Lucian Balanuta, Agnieszka Bomba and Veronika Snoj went digital. They decided to be news reporters in the heart of the Fake news war: the EU ant against the Russian elephant. Their work focused on uncovering the secrets of EU’s EastStratCom Team, which deals with disinformation campaigns designed by the Russian government.
Elsa McEvoy, Aida Peláez Fernández and Maria Kroustali combed the long corridors of the European Parliament to track the MEPs eager to talk about the Cataluna issue. Minutes before the Barcelona’s declaration of independence, they asked a simple question: Is the media playing a fair role in times of trouble? The answer may be surprising, as it is not easy to talk to politicians about Cataluna without getting emotional.
Laura Ikävalko and Géza Kovács-Dobák decided to teach politicians a lesson. In their Brexit guide for future politicians they dicussed the mistakes that were made when talking about Brexit in the European media just before the referendum.
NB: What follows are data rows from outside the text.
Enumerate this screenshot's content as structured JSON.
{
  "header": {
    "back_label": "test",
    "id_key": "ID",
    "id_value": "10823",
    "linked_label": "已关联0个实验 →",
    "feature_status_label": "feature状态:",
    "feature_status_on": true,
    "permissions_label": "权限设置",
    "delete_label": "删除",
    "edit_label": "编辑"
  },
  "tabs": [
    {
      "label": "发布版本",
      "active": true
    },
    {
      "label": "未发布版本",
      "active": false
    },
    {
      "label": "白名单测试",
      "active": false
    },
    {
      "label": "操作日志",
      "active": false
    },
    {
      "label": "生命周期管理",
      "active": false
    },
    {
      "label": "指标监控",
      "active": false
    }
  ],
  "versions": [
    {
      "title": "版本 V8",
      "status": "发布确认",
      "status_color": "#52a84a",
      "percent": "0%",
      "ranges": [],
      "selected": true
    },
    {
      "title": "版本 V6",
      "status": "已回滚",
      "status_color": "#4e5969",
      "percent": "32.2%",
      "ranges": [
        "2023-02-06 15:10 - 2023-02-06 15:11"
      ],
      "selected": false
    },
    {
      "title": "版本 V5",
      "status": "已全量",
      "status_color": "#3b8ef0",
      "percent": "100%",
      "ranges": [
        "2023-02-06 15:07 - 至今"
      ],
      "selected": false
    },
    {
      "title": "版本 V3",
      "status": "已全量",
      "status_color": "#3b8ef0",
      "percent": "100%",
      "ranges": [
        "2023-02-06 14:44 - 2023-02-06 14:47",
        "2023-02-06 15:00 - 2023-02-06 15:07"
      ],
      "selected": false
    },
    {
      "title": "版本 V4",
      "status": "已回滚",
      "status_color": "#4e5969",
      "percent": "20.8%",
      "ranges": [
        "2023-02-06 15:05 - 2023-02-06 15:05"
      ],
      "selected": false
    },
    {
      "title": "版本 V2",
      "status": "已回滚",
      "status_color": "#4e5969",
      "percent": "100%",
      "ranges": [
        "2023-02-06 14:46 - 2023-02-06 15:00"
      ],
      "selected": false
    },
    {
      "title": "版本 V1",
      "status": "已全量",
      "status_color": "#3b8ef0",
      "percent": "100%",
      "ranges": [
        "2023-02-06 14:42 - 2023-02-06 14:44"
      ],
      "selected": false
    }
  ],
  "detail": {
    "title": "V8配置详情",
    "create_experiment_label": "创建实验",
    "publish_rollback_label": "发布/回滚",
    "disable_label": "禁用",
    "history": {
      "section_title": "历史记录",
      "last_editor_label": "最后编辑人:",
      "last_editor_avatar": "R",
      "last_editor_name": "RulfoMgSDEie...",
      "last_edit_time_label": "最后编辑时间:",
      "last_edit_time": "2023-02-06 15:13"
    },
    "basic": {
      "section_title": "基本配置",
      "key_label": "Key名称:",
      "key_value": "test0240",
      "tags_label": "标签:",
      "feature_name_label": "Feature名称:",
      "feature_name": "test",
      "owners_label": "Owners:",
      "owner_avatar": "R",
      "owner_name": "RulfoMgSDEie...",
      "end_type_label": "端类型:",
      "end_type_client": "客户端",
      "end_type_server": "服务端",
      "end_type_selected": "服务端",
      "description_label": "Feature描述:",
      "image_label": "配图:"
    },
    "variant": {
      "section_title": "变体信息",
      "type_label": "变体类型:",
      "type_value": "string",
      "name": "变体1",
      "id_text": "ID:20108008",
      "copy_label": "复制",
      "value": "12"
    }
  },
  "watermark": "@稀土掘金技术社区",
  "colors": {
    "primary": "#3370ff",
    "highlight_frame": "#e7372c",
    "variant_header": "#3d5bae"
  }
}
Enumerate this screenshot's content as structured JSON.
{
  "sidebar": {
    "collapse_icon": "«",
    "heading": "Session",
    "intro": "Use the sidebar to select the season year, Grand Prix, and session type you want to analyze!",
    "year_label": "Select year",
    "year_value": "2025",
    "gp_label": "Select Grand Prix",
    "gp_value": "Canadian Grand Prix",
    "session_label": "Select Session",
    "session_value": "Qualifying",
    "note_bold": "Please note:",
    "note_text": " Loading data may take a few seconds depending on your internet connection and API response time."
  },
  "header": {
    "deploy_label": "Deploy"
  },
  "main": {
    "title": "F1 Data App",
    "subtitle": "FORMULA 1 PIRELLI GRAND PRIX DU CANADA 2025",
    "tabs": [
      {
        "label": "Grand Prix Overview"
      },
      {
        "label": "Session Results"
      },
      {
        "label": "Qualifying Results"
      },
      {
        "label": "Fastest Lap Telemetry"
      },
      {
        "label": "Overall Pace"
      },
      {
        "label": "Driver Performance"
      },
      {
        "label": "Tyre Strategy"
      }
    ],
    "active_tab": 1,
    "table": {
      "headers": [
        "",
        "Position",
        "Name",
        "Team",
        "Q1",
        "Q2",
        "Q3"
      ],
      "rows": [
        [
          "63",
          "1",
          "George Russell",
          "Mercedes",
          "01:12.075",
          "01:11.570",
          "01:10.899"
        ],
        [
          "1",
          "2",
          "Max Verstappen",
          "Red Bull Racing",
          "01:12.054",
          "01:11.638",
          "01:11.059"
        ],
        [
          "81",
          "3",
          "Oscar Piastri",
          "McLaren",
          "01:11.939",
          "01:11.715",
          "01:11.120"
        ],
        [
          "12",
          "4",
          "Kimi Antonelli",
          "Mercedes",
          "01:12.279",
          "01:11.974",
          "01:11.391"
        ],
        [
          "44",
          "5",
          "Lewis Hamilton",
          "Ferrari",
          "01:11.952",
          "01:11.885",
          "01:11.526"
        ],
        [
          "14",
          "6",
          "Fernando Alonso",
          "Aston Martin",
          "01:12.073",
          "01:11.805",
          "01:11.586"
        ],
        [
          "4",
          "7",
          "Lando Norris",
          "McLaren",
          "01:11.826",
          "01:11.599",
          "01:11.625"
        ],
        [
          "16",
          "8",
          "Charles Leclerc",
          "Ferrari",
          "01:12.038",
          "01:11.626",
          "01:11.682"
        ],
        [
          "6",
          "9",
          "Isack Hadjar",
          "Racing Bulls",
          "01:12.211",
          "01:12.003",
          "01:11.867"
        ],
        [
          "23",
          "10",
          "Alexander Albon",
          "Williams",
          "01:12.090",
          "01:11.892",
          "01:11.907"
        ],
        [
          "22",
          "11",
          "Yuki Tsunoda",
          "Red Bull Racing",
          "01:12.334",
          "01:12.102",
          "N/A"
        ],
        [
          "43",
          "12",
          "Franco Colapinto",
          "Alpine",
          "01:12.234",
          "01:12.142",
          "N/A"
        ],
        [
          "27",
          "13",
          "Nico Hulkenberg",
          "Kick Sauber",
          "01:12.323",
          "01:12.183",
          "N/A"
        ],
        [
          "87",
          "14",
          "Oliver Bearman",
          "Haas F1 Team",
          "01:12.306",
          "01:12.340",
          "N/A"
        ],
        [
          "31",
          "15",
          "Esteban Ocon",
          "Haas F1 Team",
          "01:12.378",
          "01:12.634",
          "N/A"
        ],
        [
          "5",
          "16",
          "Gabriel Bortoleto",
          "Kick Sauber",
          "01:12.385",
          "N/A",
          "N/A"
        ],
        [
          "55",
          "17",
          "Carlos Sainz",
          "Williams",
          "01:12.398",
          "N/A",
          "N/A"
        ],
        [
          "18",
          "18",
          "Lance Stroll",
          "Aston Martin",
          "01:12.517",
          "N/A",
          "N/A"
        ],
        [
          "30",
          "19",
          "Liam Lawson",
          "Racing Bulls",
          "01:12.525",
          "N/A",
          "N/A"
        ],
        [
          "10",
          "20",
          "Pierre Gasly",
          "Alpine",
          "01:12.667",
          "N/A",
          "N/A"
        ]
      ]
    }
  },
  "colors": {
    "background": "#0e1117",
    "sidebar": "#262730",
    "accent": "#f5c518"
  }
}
Fruzsina Katona, Britta Matilda Pi Kramsjö and Erin Stewart focused on the crucial element of journalistic work – the freedom of information. Originally from Hungary, Sweden and Great Britain, they discovered that the issues in their countries are different. In Hungary, it’s difficult to get andy official data from the authorities. In Sweden – it’s so easy, that the journalists sometimes even forget about it. In Great Britain – information is expensive. What are the results? Listen to Freedom of information – turning a right into reality podcast.
You can find the clips here.